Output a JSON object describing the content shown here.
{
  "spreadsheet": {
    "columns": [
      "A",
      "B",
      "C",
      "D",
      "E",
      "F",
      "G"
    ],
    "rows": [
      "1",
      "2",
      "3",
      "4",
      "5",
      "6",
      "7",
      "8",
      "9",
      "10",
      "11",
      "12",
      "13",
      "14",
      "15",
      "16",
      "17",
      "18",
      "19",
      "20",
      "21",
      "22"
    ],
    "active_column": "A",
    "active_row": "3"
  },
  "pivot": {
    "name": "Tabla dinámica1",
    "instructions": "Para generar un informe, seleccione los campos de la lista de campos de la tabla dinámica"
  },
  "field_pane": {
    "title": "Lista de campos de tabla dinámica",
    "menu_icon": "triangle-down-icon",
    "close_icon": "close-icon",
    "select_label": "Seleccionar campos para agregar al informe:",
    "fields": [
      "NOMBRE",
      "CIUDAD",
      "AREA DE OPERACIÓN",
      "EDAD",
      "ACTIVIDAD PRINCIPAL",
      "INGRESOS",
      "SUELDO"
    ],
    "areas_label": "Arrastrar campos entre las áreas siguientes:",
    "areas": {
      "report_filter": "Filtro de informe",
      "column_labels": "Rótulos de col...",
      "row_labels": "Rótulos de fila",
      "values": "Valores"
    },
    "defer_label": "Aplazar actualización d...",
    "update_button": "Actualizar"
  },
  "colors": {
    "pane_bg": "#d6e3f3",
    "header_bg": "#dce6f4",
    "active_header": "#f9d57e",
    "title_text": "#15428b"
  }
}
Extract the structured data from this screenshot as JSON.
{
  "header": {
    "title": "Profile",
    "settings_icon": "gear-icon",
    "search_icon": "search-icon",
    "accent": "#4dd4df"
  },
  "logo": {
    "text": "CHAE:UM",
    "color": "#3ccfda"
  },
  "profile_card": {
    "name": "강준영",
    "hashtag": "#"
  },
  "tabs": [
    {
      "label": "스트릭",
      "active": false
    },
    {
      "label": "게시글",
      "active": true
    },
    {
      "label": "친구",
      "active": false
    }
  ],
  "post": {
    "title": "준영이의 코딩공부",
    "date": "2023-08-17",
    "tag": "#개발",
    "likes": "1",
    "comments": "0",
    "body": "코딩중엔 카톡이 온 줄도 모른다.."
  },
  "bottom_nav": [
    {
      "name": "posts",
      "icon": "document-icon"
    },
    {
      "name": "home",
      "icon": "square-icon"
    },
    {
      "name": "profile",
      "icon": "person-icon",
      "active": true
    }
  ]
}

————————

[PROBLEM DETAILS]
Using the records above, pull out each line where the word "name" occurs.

[EXERCISE RESULT]
    "name": "Tabla dinámica1",
    "name": "강준영",
      "name": "posts",
      "name": "home",
      "name": "profile",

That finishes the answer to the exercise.